Sisters are displayed.            
                       
                             

VISITOR INFORMATION

Please observe silence and behave properly inside the Center.

Follow the official tour route and Guide before you go on your own. Take notice of the learning messages and narrative texts in each section.

Avoid touching, lifting or disarranging the items on display. You may, however, open and read the albums.

You may operate the inter-active kiosks. Please be careful in handling the equipment.

Picture-taking, eating, drinking or smoking are not allowed inside the Center. Photo sessions may be done in the lobby or in the garden.

Souvenir items may be purchased from the Center-in- charge.

Kindly sign the Guest Book before leaving.

Admission

P30 for students (elementary and high school)

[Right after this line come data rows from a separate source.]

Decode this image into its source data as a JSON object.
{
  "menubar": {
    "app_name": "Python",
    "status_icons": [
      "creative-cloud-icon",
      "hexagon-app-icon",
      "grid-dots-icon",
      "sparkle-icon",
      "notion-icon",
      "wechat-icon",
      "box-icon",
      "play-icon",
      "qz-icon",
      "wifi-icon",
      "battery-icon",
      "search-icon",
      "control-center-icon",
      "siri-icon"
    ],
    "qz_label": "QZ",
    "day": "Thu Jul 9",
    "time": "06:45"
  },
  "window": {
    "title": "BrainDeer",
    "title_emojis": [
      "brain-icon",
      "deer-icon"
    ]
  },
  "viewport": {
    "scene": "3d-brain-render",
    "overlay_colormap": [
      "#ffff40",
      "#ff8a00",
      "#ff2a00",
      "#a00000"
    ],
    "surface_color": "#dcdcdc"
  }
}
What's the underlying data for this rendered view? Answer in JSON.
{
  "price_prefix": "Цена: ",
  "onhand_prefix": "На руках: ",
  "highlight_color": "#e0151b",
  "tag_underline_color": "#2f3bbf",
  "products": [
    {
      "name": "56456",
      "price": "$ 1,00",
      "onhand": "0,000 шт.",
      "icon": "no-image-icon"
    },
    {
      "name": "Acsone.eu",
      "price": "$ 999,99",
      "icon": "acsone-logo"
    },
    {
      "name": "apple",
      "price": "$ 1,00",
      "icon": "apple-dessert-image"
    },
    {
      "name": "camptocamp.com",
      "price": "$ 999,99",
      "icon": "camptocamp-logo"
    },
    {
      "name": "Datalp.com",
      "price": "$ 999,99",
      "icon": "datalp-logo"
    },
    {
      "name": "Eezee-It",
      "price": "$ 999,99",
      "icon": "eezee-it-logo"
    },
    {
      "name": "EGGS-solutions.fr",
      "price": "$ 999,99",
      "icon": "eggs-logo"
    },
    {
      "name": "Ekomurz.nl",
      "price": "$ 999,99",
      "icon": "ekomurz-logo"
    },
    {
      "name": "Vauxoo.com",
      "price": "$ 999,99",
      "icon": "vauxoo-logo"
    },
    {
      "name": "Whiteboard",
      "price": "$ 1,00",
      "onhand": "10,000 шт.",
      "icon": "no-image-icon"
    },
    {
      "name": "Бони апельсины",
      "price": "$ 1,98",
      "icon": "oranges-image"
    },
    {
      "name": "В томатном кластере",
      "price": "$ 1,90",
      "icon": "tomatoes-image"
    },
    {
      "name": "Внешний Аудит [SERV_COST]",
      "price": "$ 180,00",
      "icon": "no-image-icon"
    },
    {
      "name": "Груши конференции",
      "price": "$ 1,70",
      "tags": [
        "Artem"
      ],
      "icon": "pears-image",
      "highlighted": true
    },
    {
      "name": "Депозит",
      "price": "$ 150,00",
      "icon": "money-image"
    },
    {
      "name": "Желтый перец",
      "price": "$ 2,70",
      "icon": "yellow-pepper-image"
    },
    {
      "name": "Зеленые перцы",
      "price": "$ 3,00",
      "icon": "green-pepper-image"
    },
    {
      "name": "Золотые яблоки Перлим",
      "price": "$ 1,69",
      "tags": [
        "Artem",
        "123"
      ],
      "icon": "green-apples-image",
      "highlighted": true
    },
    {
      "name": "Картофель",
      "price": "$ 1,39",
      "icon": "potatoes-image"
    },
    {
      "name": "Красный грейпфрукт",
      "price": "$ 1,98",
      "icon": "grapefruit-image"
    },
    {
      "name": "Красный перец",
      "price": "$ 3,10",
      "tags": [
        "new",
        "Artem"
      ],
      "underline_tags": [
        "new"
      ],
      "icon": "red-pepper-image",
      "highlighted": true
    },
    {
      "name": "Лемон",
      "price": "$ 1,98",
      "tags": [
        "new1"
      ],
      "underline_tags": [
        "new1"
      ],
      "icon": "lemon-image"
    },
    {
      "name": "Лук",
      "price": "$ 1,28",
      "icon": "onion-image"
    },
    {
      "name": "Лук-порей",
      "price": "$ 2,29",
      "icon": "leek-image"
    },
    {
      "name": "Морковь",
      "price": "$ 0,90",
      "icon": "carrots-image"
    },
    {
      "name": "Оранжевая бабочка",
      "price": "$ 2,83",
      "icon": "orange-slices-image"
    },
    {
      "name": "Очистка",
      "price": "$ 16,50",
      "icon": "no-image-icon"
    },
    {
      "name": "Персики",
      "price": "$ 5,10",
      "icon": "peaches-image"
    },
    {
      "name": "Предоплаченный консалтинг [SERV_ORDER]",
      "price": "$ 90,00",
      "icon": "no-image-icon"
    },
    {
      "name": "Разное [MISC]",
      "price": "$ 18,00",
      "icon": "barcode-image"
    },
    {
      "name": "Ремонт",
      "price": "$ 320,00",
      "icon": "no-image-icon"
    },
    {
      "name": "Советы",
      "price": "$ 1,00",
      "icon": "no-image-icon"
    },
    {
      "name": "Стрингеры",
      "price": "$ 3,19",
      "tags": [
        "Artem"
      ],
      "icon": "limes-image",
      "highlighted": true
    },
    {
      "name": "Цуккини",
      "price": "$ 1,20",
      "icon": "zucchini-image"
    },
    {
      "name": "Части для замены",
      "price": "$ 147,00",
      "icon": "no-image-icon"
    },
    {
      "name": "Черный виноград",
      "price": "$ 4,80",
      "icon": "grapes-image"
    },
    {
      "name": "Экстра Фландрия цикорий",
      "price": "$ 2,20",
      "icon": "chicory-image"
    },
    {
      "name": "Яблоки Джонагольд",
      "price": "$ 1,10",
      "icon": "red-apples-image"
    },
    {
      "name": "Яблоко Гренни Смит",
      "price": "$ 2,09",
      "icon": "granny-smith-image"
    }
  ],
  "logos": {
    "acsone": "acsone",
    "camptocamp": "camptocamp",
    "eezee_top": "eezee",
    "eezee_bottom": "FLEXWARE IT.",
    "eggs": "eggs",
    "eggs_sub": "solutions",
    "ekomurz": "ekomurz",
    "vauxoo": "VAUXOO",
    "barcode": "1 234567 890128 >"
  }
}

P50 for adults (including college students) Donations will be highly appreciated.

Museum Hours

Monday-Saturday, 8:00 a.m. - 5:00 p.m. (no noon break)

Guided Tour

Please call or write the Center for guided group tours.

Facilities

Conference Room: The Mother Madelaine Denoga Hall may be used for meetings, seminars, and recollections. It has audio-visual projection capability (computer/ LCD/TV/CD/ VCD/DVD) and can accommodate a maximum of 60 people. Fee: P500 an hour, or a donation of P3000 for a full day (8- 12 a.m., 1-5 pm) use.

Lectures, Seminars: Presentations on the history of the Congregation and of the Philippine Province; seminars on photography, photo-journalism, developing and managing archives, and similar activities, may be arranged with the Center.

Paulinian Studies: The Archives serve as Center for Paulinian Studies and is open to researchers on Paulinian life, history, and mission (Monday to Saturday, 8:00 a.m. to 5:00 p.m.).

Souvenir items, books, and other publications are available.

Please write or call us for more information:

#203 Provincial Road, 1870 Antipolo City, Philippines Tel. 02-658-7505 / 06; 02-680-8699; fax 02-2840807 E-mail: olccphil@yahoo.com

Uniquely Paulinian

The Heritage Center

Sisters of St. Paul of Chartres

Philippine Province

#203 Provincial Road, 1870,

Antipolo City, Philippines

Copyright 2012 l Our Lady of  Chartres Convent l All Rights Reserved